The scene after the Snowfall title card drops in Season 4’s Episode 9 features four fascinating minutes of family, fists and fury. It centers on Amin Joseph‘s emotionally amped-up Jerome seeking immediate retribution after his wife Louie has been shot at a funeral, with Damson Idris’ Franklin Saint sacrificing his body to stop his uncle from walking into Manboy’s ambush. Below, TVLine Dream Emmy nominee Joseph and Snowfall director Carl Seaton deconstruct how they turned Jerome’s superior physical strength into a weakness.
CARL SEATON | It is unapologetically a very Black moment that took two to three hours to shoot. Jerome is a man unleashed and somebody’s gotta pay. Franklin is trying to use logic but emotion won’t let Jerome hear logic. Jerome has to get his emotions out and Leon and the other men know you can’t get between family disputes… because if you do, they will stop and whoop your ass. It’s a universal truth. You have to let it ride and hope it doesn’t get too violent. It’s two alpha males on a collision course. We choreographed stunts and rehearsed beforehand and angled the camera so it looked like punches landed. And Amin checked on Damson after each take.
AMIN JOSEPH | I come from a fighting background and the writers know that. Being physical comes quite naturally. Anytime I’ve been physical on Snowfall, I love that it’s not just for the sake of throwing bodies around. [It’s about] protection and fighting for what makes sense to Jerome. Franklin takes the fight out of Jerome, who is willing to run through his nephew to avenge Louie. Not to give too much away for the next season, but Jerome in that moment evolves and becomes a more callous killer.
SEATON | I told Amin [that] Jerome’s objective is to get to that driver’s side door of his IROC-Z, either around Franklin or through him. Amin digs beneath the subtext and, with every swing and grab, you see his shoulders and face get more slack and his fists eventually drop.
JOSEPH | The scene for me is all about this man in beast mode who is willing to take himself off the board and walk into an ambush beating his chest. The scene is not about the fighting because fighting is easy. It’s the story of the fight and what each punch means, [and] how Jerome is hurt that Franklin and Louie kept the CIA’s role a secret.
SEATON | By the time Jerome calls Franklin a “stupid motherf—er,” he sighs the words.

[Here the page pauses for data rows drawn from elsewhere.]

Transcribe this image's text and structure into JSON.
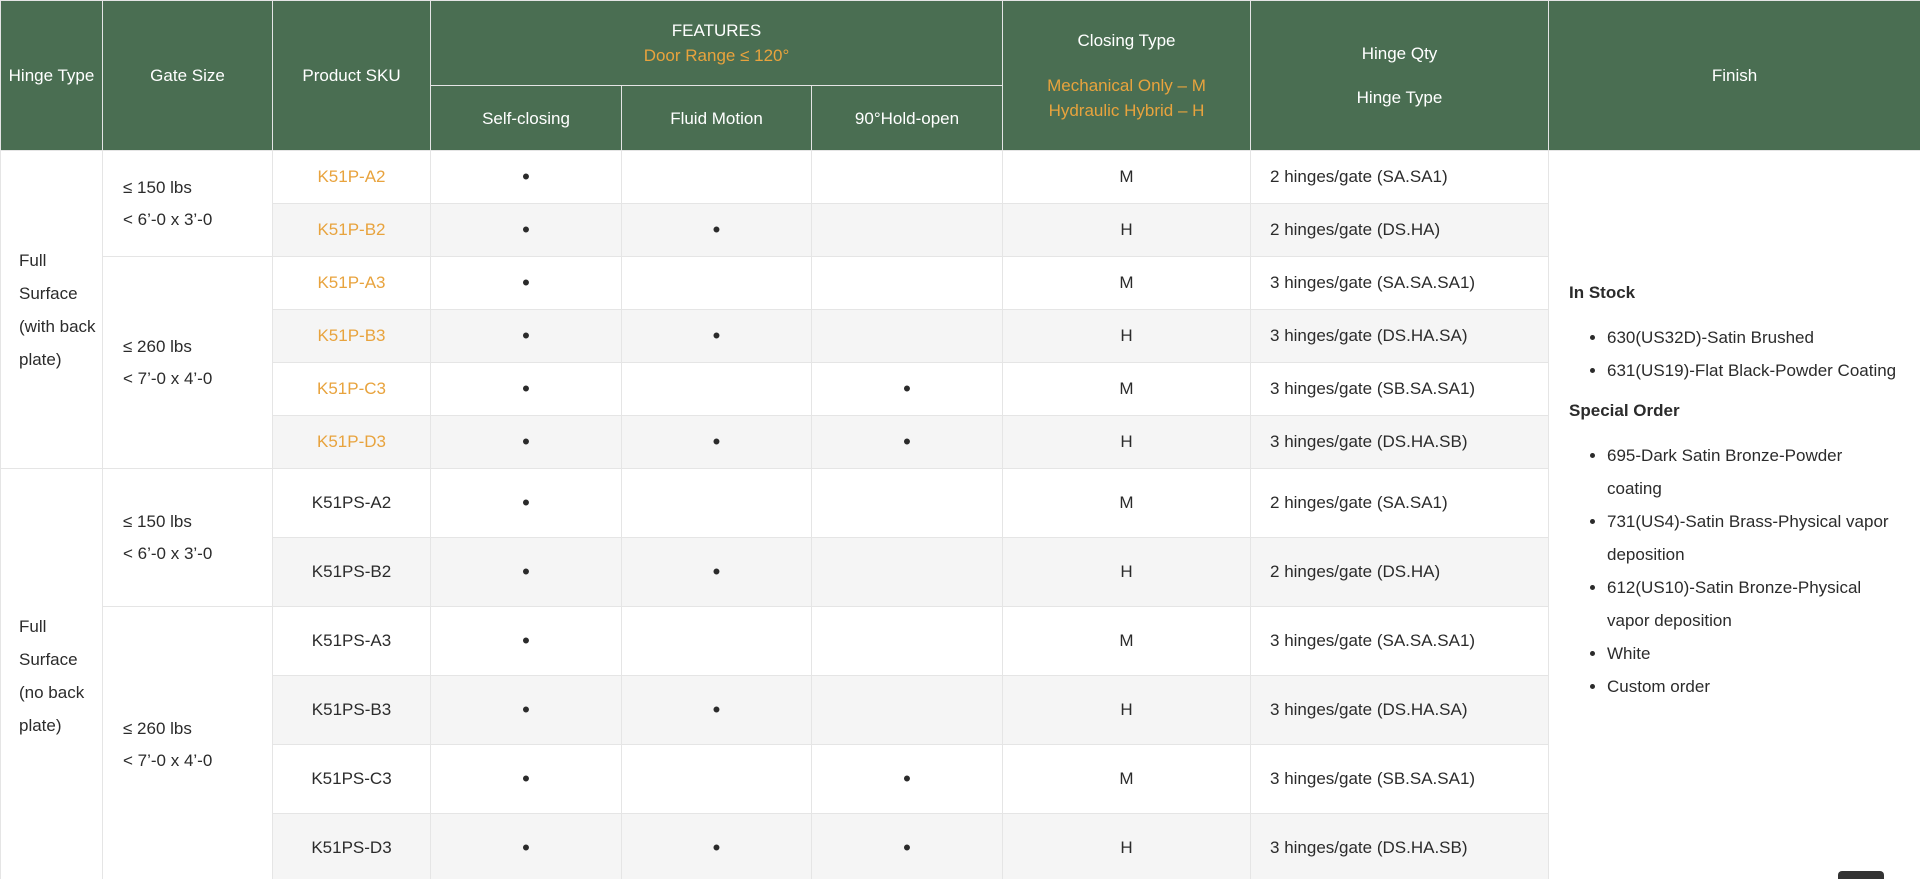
{
  "table": {
    "headers": {
      "hinge_type": "Hinge Type",
      "gate_size": "Gate Size",
      "product_sku": "Product SKU",
      "features": "FEATURES",
      "door_range": "Door Range ≤ 120°",
      "self_closing": "Self-closing",
      "fluid_motion": "Fluid Motion",
      "hold_open": "90°Hold-open",
      "closing_type": "Closing Type",
      "closing_m": "Mechanical Only – M",
      "closing_h": "Hydraulic Hybrid – H",
      "hinge_qty": "Hinge Qty",
      "hinge_type_2": "Hinge Type",
      "finish": "Finish"
    },
    "groups": [
      {
        "hinge_type": "Full Surface (with back plate)",
        "gate_sizes": [
          {
            "weight": "≤ 150 lbs",
            "dims": "< 6’-0 x 3’-0"
          },
          {
            "weight": "≤ 260 lbs",
            "dims": "< 7’-0 x 4’-0"
          }
        ]
      },
      {
        "hinge_type": "Full Surface (no back plate)",
        "gate_sizes": [
          {
            "weight": "≤ 150 lbs",
            "dims": "< 6’-0 x 3’-0"
          },
          {
            "weight": "≤ 260 lbs",
            "dims": "< 7’-0 x 4’-0"
          }
        ]
      }
    ],
    "bullet": "•",
    "rows": [
      {
        "sku": "K51P-A2",
        "self_closing": true,
        "fluid_motion": false,
        "hold_open": false,
        "closing": "M",
        "qty": "2 hinges/gate (SA.SA1)"
      },
      {
        "sku": "K51P-B2",
        "self_closing": true,
        "fluid_motion": true,
        "hold_open": false,
        "closing": "H",
        "qty": "2 hinges/gate (DS.HA)"
      },
      {
        "sku": "K51P-A3",
        "self_closing": true,
        "fluid_motion": false,
        "hold_open": false,
        "closing": "M",
        "qty": "3 hinges/gate (SA.SA.SA1)"
      },
      {
        "sku": "K51P-B3",
        "self_closing": true,
        "fluid_motion": true,
        "hold_open": false,
        "closing": "H",
        "qty": "3 hinges/gate (DS.HA.SA)"
      },
      {
        "sku": "K51P-C3",
        "self_closing": true,
        "fluid_motion": false,
        "hold_open": true,
        "closing": "M",
        "qty": "3 hinges/gate (SB.SA.SA1)"
      },
      {
        "sku": "K51P-D3",
        "self_closing": true,
        "fluid_motion": true,
        "hold_open": true,
        "closing": "H",
        "qty": "3 hinges/gate (DS.HA.SB)"
      },
      {
        "sku": "K51PS-A2",
        "self_closing": true,
        "fluid_motion": false,
        "hold_open": false,
        "closing": "M",
        "qty": "2 hinges/gate (SA.SA1)"
      },
      {
        "sku": "K51PS-B2",
        "self_closing": true,
        "fluid_motion": true,
        "hold_open": false,
        "closing": "H",
        "qty": "2 hinges/gate (DS.HA)"
      },
      {
        "sku": "K51PS-A3",
        "self_closing": true,
        "fluid_motion": false,
        "hold_open": false,
        "closing": "M",
        "qty": "3 hinges/gate (SA.SA.SA1)"
      },
      {
        "sku": "K51PS-B3",
        "self_closing": true,
        "fluid_motion": true,
        "hold_open": false,
        "closing": "H",
        "qty": "3 hinges/gate (DS.HA.SA)"
      },
      {
        "sku": "K51PS-C3",
        "self_closing": true,
        "fluid_motion": false,
        "hold_open": true,
        "closing": "M",
        "qty": "3 hinges/gate (SB.SA.SA1)"
      },
      {
        "sku": "K51PS-D3",
        "self_closing": true,
        "fluid_motion": true,
        "hold_open": true,
        "closing": "H",
        "qty": "3 hinges/gate (DS.HA.SB)"
      }
    ],
    "finish": {
      "in_stock_title": "In Stock",
      "in_stock": [
        "630(US32D)-Satin Brushed",
        "631(US19)-Flat Black-Powder Coating"
      ],
      "special_order_title": "Special Order",
      "special_order": [
        "695-Dark Satin Bronze-Powder coating",
        "731(US4)-Satin Brass-Physical vapor deposition",
        "612(US10)-Satin Bronze-Physical vapor deposition",
        "White",
        "Custom order"
      ]
    }
  },
  "colors": {
    "header_bg": "#4a6e52",
    "accent_orange": "#e8a33d",
    "row_alt_bg": "#f5f5f5",
    "border": "#e5e5e5"
  }
}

He knows this is not the fight, and Amin shows you that by lessening Jerome’s physicality.
JOSEPH | When it’s over, Jerome looks at his young nephew, a mirror image of himself crumpled up on the ground, bleeding by his hands, and sees that Franklin’s will in that moment is stronger than his, and Jerome becomes more calculated.